Parses is “drag and drop text parsing and data mining”. The app is designed to help you preprocesses data so that you’re left with only the information you need in a format you can easily apply elswhere. In a visual environment you create and test re-usable, rules based documents for parsing well formatted text.

For example, let’s say you want to download your local weather information from an online feed. The temperature, conditions and forecast change by the hour but the html in which that information is contained otherwise stays the same. That is, the relevant information or variables change but the format remains constant. Parsers helps you extract the temperature, conditions and forecast from the feed so that you can use the information elsewhere, in a widget, your own webpage or a spreadsheet for example.
I haven't had much chance to play with it yet, but it looks interesting for small repetitive tasks.

Why blog?

I am starting this blog to post computer/ software/ web and tech related stuff. Yes there are millions of blogs out there that do this already, but thats the point. When I can't find out how to do something I Google it and often hit someone's blog that describes a little bit of tech-trivia really well. I hope that I can do the same for someone myself.

Also, blogs are a good place to organize your thoughts and keep a record of how you solved challenges that are good for future reference.

I already have a blog for work-related stuff called EvoPhylo.
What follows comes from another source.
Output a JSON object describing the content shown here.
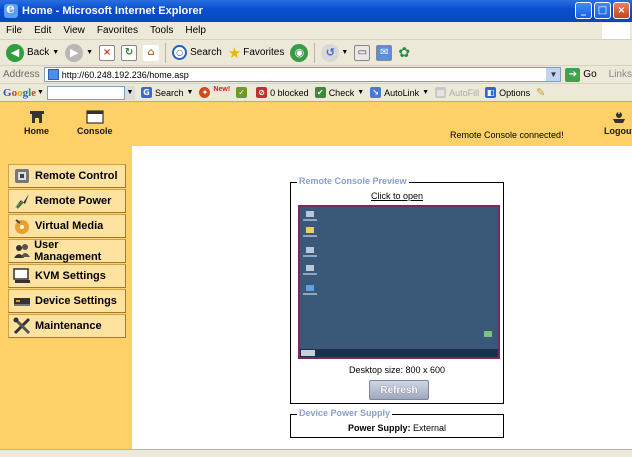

I realized (from reading other people's blogs) that mixing disparate topics is not a good strategy so I thought I'd start this to keep things separate. I also wanted to try out WordPress too.

What I intend to post about and what I actually will do may not be identical, but here is how I see it at the moment
  • Web solutions; I'm starting to discover a lot of nice web software and data-managemnt tools that probably fall under the web 2.0 moniker
  • Productivity; Getting Things Done (GTD) and the like
  • Software (OS X); biased towards information organization
  • Google stuff; Documents, Notebook, Sites etc etc
  • Technology; hardware, not all of it, biased towards info storage and web access
Lets see how it goes...